**Aim of the task**. Where in the data does the word "fragment" appear? Find those lines and copy them.

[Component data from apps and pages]
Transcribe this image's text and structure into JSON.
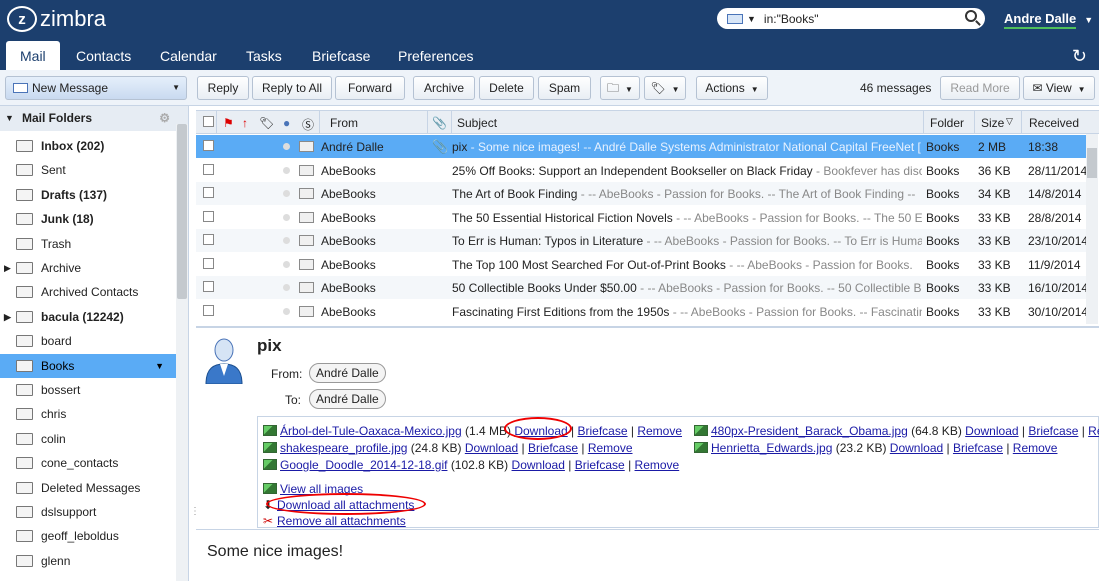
{
  "app": {
    "logo": "zimbra"
  },
  "search": {
    "value": "in:\"Books\""
  },
  "user": {
    "name": "Andre Dalle"
  },
  "tabs": [
    "Mail",
    "Contacts",
    "Calendar",
    "Tasks",
    "Briefcase",
    "Preferences"
  ],
  "toolbar": {
    "new_message": "New Message",
    "reply": "Reply",
    "reply_all": "Reply to All",
    "forward": "Forward",
    "archive": "Archive",
    "delete": "Delete",
    "spam": "Spam",
    "actions": "Actions",
    "count": "46 messages",
    "read_more": "Read More",
    "view": "View"
  },
  "sidebar": {
    "header": "Mail Folders",
    "folders": [
      {
        "label": "Inbox (202)",
        "bold": true
      },
      {
        "label": "Sent"
      },
      {
        "label": "Drafts (137)",
        "bold": true
      },
      {
        "label": "Junk (18)",
        "bold": true
      },
      {
        "label": "Trash"
      },
      {
        "label": "Archive",
        "expand": true
      },
      {
        "label": "Archived Contacts"
      },
      {
        "label": "bacula (12242)",
        "bold": true,
        "expand": true
      },
      {
        "label": "board"
      },
      {
        "label": "Books",
        "selected": true
      },
      {
        "label": "bossert"
      },
      {
        "label": "chris"
      },
      {
        "label": "colin"
      },
      {
        "label": "cone_contacts"
      },
      {
        "label": "Deleted Messages"
      },
      {
        "label": "dslsupport"
      },
      {
        "label": "geoff_leboldus"
      },
      {
        "label": "glenn"
      }
    ]
  },
  "list": {
    "headers": {
      "from": "From",
      "subject": "Subject",
      "folder": "Folder",
      "size": "Size",
      "received": "Received"
    },
    "rows": [
      {
        "from": "André Dalle",
        "subject": "pix",
        "fragment": " - Some nice images! -- André Dalle Systems Administrator National Capital FreeNet [",
        "folder": "Books",
        "size": "2 MB",
        "received": "18:38",
        "selected": true,
        "attach": true
      },
      {
        "from": "AbeBooks",
        "subject": "25% Off Books: Support an Independent Bookseller on Black Friday",
        "fragment": " - Bookfever has disc",
        "folder": "Books",
        "size": "36 KB",
        "received": "28/11/2014"
      },
      {
        "from": "AbeBooks",
        "subject": "The Art of Book Finding",
        "fragment": " - -- AbeBooks - Passion for Books. -- The Art of Book Finding -- ",
        "folder": "Books",
        "size": "34 KB",
        "received": "14/8/2014"
      },
      {
        "from": "AbeBooks",
        "subject": "The 50 Essential Historical Fiction Novels",
        "fragment": " - -- AbeBooks - Passion for Books. -- The 50 E",
        "folder": "Books",
        "size": "33 KB",
        "received": "28/8/2014"
      },
      {
        "from": "AbeBooks",
        "subject": "To Err is Human: Typos in Literature",
        "fragment": " - -- AbeBooks - Passion for Books. -- To Err is Huma",
        "folder": "Books",
        "size": "33 KB",
        "received": "23/10/2014"
      },
      {
        "from": "AbeBooks",
        "subject": "The Top 100 Most Searched For Out-of-Print Books",
        "fragment": " - -- AbeBooks - Passion for Books. ",
        "folder": "Books",
        "size": "33 KB",
        "received": "11/9/2014"
      },
      {
        "from": "AbeBooks",
        "subject": "50 Collectible Books Under $50.00",
        "fragment": " - -- AbeBooks - Passion for Books. -- 50 Collectible B",
        "folder": "Books",
        "size": "33 KB",
        "received": "16/10/2014"
      },
      {
        "from": "AbeBooks",
        "subject": "Fascinating First Editions from the 1950s",
        "fragment": " - -- AbeBooks - Passion for Books. -- Fascinatin",
        "folder": "Books",
        "size": "33 KB",
        "received": "30/10/2014"
      }
    ]
  },
  "reading": {
    "title": "pix",
    "from_label": "From:",
    "from": "André Dalle",
    "to_label": "To:",
    "to": "André Dalle",
    "attachments": [
      {
        "name": "Árbol-del-Tule-Oaxaca-Mexico.jpg",
        "size": "(1.4 MB)"
      },
      {
        "name": "shakespeare_profile.jpg",
        "size": "(24.8 KB)"
      },
      {
        "name": "Google_Doodle_2014-12-18.gif",
        "size": "(102.8 KB)"
      },
      {
        "name": "480px-President_Barack_Obama.jpg",
        "size": "(64.8 KB)"
      },
      {
        "name": "Henrietta_Edwards.jpg",
        "size": "(23.2 KB)"
      }
    ],
    "download": "Download",
    "briefcase": "Briefcase",
    "remove": "Remove",
    "remove_partial": "Re",
    "view_all": "View all images",
    "download_all": "Download all attachments",
    "remove_all": "Remove all attachments",
    "body": "Some nice images!"
  }
}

**Result**.
        "fragment": " - Some nice images! -- André Dalle Systems Administrator National Capital FreeNet [",
        "fragment": " - Bookfever has disc",
        "fragment": " - -- AbeBooks - Passion for Books. -- The Art of Book Finding -- ",
        "fragment": " - -- AbeBooks - Passion for Books. -- The 50 E",
        "fragment": " - -- AbeBooks - Passion for Books. -- To Err is Huma",
        "fragment": " - -- AbeBooks - Passion for Books. ",
        "fragment": " - -- AbeBooks - Passion for Books. -- 50 Collectible B",
        "fragment": " - -- AbeBooks - Passion for Books. -- Fascinatin",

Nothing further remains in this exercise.